Work required:
Your answer should consist of the lines in the following data that contain "shortcut".

Entries from a dataset of interfaces

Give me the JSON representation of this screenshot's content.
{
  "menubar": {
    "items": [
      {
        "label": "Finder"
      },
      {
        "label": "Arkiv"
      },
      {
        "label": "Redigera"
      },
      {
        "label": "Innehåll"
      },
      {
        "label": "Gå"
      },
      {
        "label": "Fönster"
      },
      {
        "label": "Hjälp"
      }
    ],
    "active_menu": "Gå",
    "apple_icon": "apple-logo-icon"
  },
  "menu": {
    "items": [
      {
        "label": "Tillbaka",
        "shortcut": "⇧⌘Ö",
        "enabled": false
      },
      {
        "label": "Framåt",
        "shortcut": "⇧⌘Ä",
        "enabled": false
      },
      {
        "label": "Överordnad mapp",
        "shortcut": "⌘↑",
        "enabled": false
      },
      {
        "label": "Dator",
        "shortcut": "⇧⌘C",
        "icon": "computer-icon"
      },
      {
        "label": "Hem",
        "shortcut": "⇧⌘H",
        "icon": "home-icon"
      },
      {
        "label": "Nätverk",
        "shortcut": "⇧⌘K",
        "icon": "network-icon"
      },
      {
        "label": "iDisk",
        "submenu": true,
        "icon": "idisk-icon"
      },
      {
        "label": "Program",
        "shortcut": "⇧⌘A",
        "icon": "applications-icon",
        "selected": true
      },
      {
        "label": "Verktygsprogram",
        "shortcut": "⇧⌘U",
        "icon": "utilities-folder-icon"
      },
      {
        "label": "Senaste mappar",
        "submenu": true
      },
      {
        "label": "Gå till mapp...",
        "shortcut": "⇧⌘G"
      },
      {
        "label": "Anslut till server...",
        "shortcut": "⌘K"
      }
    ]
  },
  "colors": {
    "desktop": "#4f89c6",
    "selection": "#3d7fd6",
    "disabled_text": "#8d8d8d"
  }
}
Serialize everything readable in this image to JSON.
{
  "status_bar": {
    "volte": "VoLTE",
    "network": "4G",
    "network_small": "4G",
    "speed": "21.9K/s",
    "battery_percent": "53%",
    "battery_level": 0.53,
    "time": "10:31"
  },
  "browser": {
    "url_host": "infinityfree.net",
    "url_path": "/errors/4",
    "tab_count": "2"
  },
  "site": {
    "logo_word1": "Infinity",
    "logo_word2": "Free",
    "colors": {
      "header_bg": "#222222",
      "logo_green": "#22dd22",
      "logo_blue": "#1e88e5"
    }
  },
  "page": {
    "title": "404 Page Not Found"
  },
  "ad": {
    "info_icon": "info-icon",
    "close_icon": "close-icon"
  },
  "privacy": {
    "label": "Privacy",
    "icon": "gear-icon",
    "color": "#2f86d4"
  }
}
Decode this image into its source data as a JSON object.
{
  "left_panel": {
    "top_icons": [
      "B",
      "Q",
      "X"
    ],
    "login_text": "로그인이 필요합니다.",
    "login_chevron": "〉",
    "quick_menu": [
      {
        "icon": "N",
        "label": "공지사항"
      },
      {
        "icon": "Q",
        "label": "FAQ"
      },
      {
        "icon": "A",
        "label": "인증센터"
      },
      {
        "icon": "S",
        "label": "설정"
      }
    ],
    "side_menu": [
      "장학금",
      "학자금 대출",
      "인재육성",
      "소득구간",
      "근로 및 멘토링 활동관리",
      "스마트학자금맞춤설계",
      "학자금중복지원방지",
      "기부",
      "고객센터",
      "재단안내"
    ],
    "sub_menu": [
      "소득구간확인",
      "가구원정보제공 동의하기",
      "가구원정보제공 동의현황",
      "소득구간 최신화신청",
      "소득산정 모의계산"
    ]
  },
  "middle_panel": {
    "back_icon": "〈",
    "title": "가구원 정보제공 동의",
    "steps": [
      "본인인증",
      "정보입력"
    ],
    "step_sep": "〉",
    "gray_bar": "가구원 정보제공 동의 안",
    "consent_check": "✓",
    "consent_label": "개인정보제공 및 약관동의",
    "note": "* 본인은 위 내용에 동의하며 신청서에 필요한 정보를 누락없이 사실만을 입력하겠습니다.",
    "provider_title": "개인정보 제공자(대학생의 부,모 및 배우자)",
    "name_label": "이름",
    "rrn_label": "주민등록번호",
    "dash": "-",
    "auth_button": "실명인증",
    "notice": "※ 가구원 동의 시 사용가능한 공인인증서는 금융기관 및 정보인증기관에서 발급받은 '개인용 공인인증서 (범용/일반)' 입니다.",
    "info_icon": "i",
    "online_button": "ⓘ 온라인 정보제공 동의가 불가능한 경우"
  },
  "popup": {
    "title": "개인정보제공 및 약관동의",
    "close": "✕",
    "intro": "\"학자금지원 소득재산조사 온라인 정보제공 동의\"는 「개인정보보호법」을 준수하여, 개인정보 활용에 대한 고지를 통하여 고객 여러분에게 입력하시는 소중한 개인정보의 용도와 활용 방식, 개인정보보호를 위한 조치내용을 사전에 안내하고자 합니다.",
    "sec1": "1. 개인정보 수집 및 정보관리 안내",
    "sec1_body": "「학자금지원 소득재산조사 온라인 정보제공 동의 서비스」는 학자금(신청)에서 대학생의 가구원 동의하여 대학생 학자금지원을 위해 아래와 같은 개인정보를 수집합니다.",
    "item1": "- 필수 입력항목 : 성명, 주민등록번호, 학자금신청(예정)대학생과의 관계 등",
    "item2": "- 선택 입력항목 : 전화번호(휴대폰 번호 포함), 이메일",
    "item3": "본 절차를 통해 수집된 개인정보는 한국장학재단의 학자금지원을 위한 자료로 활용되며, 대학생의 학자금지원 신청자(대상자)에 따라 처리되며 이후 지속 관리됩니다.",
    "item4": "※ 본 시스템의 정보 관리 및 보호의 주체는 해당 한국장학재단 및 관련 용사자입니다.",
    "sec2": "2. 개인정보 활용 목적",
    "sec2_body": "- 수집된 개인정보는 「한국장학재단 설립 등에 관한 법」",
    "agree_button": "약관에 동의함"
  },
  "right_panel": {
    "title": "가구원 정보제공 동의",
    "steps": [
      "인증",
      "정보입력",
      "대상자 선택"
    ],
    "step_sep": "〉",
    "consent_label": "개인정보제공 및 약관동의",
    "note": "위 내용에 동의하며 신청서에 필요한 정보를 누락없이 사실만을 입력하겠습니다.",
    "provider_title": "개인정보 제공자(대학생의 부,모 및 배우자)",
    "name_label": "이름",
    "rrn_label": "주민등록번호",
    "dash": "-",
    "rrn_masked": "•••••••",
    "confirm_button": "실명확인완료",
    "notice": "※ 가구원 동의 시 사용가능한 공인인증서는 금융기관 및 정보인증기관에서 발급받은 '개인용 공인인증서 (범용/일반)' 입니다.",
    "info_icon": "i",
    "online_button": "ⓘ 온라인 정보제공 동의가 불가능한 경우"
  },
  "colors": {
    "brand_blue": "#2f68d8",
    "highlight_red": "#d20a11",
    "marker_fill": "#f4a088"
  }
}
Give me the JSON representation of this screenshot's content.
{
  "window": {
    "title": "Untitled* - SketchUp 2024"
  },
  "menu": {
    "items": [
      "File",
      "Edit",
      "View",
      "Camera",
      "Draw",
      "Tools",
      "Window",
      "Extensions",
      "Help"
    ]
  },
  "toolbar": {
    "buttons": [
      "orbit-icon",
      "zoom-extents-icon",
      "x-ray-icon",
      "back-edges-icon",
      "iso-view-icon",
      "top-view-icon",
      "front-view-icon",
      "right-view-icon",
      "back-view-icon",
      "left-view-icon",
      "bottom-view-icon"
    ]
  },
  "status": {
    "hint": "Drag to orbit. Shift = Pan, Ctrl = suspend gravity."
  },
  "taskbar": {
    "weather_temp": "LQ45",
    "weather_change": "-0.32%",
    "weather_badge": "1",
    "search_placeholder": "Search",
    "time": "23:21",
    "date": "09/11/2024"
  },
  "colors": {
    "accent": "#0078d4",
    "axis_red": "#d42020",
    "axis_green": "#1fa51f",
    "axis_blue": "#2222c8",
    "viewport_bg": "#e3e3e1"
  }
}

Expected answer:
        "shortcut": "⇧⌘Ö",
        "shortcut": "⇧⌘Ä",
        "shortcut": "⌘↑",
        "shortcut": "⇧⌘C",
        "shortcut": "⇧⌘H",
        "shortcut": "⇧⌘K",
        "shortcut": "⇧⌘A",
        "shortcut": "⇧⌘U",
        "shortcut": "⇧⌘G"
        "shortcut": "⌘K"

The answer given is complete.